When writing poems that follow a metrical pattern, we need to know what syllables are usually stressed and which are not. For polysyllabic words, we can check the dictionary to see where the stresses fall within the word. For monosyllabic words, we can choose to stress them or not stress them, depending on where they fall within the line. However, as a general rule, nouns (e.g., “hat,” “mouth,” “car,” “love”) and verbs (e.g., “go,” “throw,” “came,” “care”) are usually stressed more strongly than prepositions (e.g., “in,” “to,” “for,” “of”) and articles (“a,” “an,” “the”). In addition, helping verbs (e.g., “shall,” “will,” “did,” “has”) usually have weaker stresses than regular verbs.

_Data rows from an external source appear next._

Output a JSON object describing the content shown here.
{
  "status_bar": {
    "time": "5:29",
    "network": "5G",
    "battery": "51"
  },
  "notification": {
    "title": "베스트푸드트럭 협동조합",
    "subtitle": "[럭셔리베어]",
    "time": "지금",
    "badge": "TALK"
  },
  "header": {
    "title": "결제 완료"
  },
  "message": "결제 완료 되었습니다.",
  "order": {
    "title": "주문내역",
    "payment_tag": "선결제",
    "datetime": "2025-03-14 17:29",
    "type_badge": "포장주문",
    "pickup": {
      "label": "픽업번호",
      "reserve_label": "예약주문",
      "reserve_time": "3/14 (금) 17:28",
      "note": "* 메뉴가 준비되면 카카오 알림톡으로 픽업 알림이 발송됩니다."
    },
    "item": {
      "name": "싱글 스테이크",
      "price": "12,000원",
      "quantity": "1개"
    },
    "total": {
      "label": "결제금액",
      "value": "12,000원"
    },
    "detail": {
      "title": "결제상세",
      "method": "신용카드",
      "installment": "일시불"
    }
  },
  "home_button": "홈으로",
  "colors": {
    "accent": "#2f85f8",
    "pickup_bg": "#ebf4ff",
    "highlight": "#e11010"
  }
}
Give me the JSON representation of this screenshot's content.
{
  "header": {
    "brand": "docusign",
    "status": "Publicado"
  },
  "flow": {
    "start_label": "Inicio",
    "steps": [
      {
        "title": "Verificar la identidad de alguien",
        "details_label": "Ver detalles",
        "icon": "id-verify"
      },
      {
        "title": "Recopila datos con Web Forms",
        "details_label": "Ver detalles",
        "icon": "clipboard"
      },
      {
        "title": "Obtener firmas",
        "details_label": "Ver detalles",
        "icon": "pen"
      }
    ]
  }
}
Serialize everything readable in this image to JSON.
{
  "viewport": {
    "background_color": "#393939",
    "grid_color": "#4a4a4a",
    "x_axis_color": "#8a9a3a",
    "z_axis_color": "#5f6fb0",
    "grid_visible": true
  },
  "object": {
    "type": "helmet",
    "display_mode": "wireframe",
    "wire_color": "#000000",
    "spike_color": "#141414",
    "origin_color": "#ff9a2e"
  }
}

If we write according to meter, the majority of the feet in a line should be of the predominating foot. For example, if we were writing in iambic pentameter, at least three of the five feet should be iambs.

Some common substitutions in iambic pentameter include a trochee for an iamb (most commonly in the first foot, and least desirably in the last foot), an anapest for an iamb, and a pyrrhic and a spondee for two iambs. We can illustrate these substitutions schematically below:

A trochee for an iamb:

Sw|wS|wS|wS|wS

An anapest for an iamb:

wS|wS|wwS|wS|wS

A pyrrhic and a spondee for two iambs:

wS|ww|SS|wS|wS

Lines can be extended by adding a (weakly stressed) syllable to the end of the line. This is called hypercatalexis. Adding a weakly stressed syllable to the beginning of the line is called anacrusis. (A single syllable by itself is called an imperfect foot.)

Hypercatalexis:

wS|wS|wS|wS|wS|w

Anacrusis:

w|wS|wS|wS|wS|wS

In addition, lines are sometimes truncated by removing a syllable from the beginning or the end of the line, and this is referred to as initial catalexis or final catalexis.

Initial catalexis:

S|wS|wS|wS|wS

Final catalexis:

wS|wS|wS|wS|w

When determining the meter of a poem, we must scan the entire poem and look for the predominating meter. This is because there can be many variations in the meter, and scanning only one line might lead us to mislabel the meter of the poem.

Contents | Chapter 4: The Repetition of Sounds